  71. 71. Kafsack BFC, Beckers CJ, Carruthers VB (2004) Synchronous invasion of host cells by Toxoplasma gondii. Mol Biochem Parasitol 136: 309–311.
  72. 72. Bajorath J, Seyama K, Nonoyama S, Ochs HD, Aruffo A (1996) Classification of mutations in the human CD40 ligand, gp39, that are associated with X-linked hyper IgM syndrome. Protein Sci 5: 531–534.
  73. 73. Portillo J-AC, Van Grol J, Zheng L, Okenka G, Gentil K, et al. (2008) CD40 mediates retinal inflammation and neuro-vascular degeneration. J Immunol 181: 8719–8726.
  74. 74. Liu B, Sawmynaden K, Marchant J, Simpson P, Matthews S (2009) Complete resonance assigments for the MIC2 associated protein from Toxoplasma gondii. Biomol NMR Assign 3: 81–83.
  75. 75. Saouros S, Edwards-Jones B, Reiss M, Sawmynaden K, Cota E, et al. (2005) A novel galectin-like domain from Toxoplasma gondii micronemal protein 1 assists the folding, assembly, and transport of a cell adhesion complex. J Biol Chem 280: 38583–38591.
  76. 76. Kwon Y, Hofmann T, Montell C (2007) Integration of phosphoinositide- and calmodulin-mediated regulation of TRPC6. Mol Cell 25: 491–503.
  77. 77. Meng Q, Xia C, Fang J, Rojanasakul Y, Jiang B-H (2006) Role of PI3K and AKT specific isoforms in ovarian cancer cell migration, invasion and proliferation through the p70S6K1 pathway. Cell Signal 18: 2262–2271.
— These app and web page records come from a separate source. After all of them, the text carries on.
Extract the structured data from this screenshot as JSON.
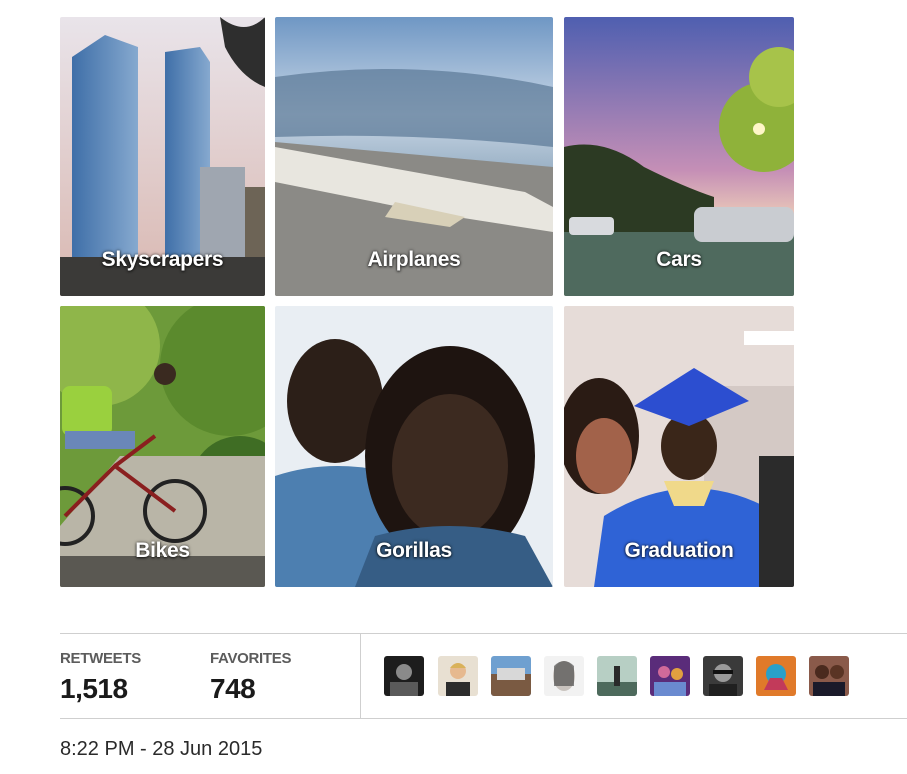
{
  "album": {
    "tiles": [
      {
        "label": "Skyscrapers"
      },
      {
        "label": "Airplanes"
      },
      {
        "label": "Cars"
      },
      {
        "label": "Bikes"
      },
      {
        "label": "Gorillas"
      },
      {
        "label": "Graduation"
      }
    ]
  },
  "stats": {
    "retweets_label": "RETWEETS",
    "retweets_value": "1,518",
    "favorites_label": "FAVORITES",
    "favorites_value": "748"
  },
  "avatars": [
    {
      "icon": "user-avatar-icon"
    },
    {
      "icon": "user-avatar-icon"
    },
    {
      "icon": "user-avatar-icon"
    },
    {
      "icon": "user-avatar-icon"
    },
    {
      "icon": "user-avatar-icon"
    },
    {
      "icon": "user-avatar-icon"
    },
    {
      "icon": "user-avatar-icon"
    },
    {
      "icon": "user-avatar-icon"
    },
    {
      "icon": "user-avatar-icon"
    }
  ],
  "timestamp": "8:22 PM - 28 Jun 2015"
}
  78. 78. Kuo PL, Hsu YL, Cho CY (2006) Plumbagin induces G2-M arrest and autophagy by inhibiting the Akt/mammalian target of rapamycin pathway in breast cancer cells. Mol Cancer Ther 5: 3209–3221.
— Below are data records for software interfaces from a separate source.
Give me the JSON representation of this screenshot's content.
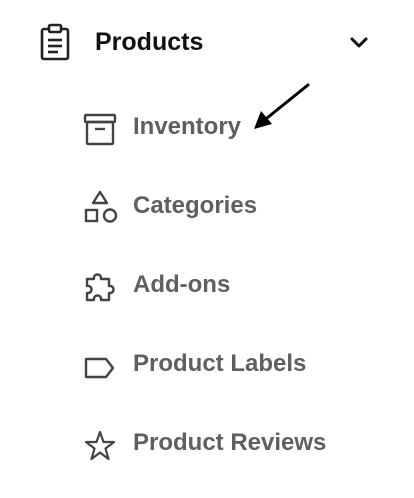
{
  "menu": {
    "section": {
      "title": "Products",
      "icon": "clipboard-icon",
      "expand_icon": "chevron-down-icon",
      "expanded": true
    },
    "items": [
      {
        "label": "Inventory",
        "icon": "archive-box-icon"
      },
      {
        "label": "Categories",
        "icon": "shapes-icon"
      },
      {
        "label": "Add-ons",
        "icon": "puzzle-icon"
      },
      {
        "label": "Product Labels",
        "icon": "tag-icon"
      },
      {
        "label": "Product Reviews",
        "icon": "star-icon"
      }
    ]
  },
  "annotation": {
    "icon": "arrow-pointer-icon",
    "target": "Inventory"
  },
  "colors": {
    "title_text": "#111111",
    "item_text": "#5f5f5f",
    "item_icon": "#444444",
    "arrow": "#000000"
  }
}
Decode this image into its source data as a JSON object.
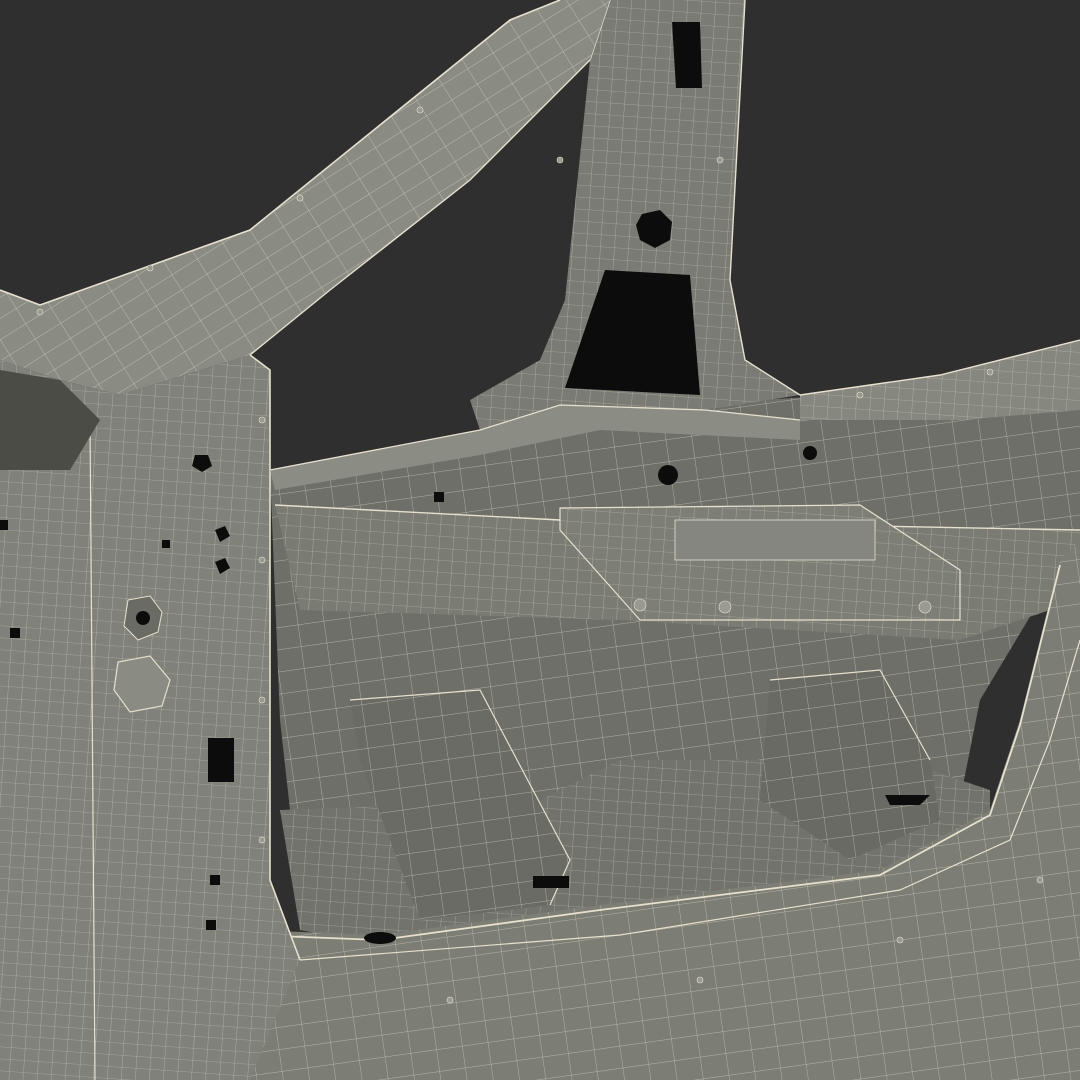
{
  "scene": {
    "subject": "car-body-frame-wireframe",
    "colors": {
      "background": "#2f2f2f",
      "surface": "#6f706a",
      "surface_light": "#8b8c84",
      "surface_dark": "#55564f",
      "wire": "#e6e1cf",
      "hole": "#0c0c0c"
    }
  }
}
  79. 79. Yu L, Alva A, Su H, Dutt P, Freundt E, et al. (2004) Regulation of an ATG7-beclin 1 program of autophagic cell death by caspase-8. Science 304: 1500–1502.
  80. 80. Hirata Y, Ohmae T, Shibata W, Maeda S, Ogura K, et al. (2006) MyD88 and TNF Receptor-Assocaited Factor 6 are critical signal transducers in Helicobacter pylori-infected human epithelial cells. J Immunol 176: 3796–3803.
  81. 81. Kang C-S, Zhang Z-Y, Jia Z-F, Wang G-X, Qiu M-Z, et al. (2006) Suppression of EGFR expression by antisense or small interference RNA inhibits U251 glioma cell growth in vitro and in vivo. Cancer Gene Ther 13: 530–538.
  82. 82. Kim S-E, Choi K-Y (2007) EGF receptor is involved in WNT3a-mediated proliferation and motility of NIH3T3 cells via ERK pathway activation. Cellular Signaling 19: 1554–1564.
  83. 83. Fujioka H, Tandler B, Consolo MC, Karnik P (2013) Division of mitochondria in cultured human fibroblasts. Microsc Res Tech [Epub ahead of print].